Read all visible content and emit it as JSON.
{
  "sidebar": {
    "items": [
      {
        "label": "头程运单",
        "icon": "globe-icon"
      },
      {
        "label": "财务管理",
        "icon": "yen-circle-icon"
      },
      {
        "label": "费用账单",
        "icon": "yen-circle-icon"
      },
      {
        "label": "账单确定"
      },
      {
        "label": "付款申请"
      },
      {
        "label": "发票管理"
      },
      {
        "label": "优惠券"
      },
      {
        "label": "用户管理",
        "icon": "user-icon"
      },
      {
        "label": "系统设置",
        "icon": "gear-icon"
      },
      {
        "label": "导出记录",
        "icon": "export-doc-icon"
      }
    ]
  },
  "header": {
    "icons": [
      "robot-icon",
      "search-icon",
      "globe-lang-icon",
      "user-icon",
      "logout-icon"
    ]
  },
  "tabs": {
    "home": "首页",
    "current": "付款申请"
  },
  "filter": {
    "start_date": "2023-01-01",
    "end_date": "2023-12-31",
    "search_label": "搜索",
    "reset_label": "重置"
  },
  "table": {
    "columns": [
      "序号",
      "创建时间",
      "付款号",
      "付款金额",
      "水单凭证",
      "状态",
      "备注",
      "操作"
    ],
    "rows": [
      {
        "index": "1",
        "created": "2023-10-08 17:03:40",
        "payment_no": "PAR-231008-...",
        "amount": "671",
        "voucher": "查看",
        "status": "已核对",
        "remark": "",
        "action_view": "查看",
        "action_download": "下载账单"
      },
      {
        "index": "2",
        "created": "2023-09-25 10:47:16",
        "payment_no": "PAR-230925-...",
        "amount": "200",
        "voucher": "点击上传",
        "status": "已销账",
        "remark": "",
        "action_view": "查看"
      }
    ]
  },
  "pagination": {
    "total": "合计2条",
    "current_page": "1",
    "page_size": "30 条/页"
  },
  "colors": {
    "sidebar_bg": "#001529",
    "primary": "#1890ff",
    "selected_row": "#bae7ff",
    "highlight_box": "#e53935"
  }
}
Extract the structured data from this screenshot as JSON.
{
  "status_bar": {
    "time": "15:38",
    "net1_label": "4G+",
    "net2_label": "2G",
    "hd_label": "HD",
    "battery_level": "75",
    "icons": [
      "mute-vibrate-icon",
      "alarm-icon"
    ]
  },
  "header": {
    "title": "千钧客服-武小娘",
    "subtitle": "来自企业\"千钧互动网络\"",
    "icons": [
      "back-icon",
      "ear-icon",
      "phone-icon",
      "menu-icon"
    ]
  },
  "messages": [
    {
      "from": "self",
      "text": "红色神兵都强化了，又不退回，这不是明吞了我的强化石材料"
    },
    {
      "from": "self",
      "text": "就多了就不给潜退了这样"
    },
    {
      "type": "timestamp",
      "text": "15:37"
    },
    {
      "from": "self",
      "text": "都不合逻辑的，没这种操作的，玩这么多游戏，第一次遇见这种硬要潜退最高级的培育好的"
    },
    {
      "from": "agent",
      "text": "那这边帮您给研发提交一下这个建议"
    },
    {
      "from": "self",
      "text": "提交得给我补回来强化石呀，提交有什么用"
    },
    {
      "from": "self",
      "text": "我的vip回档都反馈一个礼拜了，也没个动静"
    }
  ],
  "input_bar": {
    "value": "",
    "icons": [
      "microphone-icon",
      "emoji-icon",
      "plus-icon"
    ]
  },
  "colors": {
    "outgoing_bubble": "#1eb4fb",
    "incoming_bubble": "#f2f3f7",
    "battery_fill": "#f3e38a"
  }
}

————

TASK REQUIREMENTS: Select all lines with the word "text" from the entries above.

YOUR SOLUTION:
      "text": "红色神兵都强化了，又不退回，这不是明吞了我的强化石材料"
      "text": "就多了就不给潜退了这样"
      "text": "15:37"
      "text": "都不合逻辑的，没这种操作的，玩这么多游戏，第一次遇见这种硬要潜退最高级的培育好的"
      "text": "那这边帮您给研发提交一下这个建议"
      "text": "提交得给我补回来强化石呀，提交有什么用"
      "text": "我的vip回档都反馈一个礼拜了，也没个动静"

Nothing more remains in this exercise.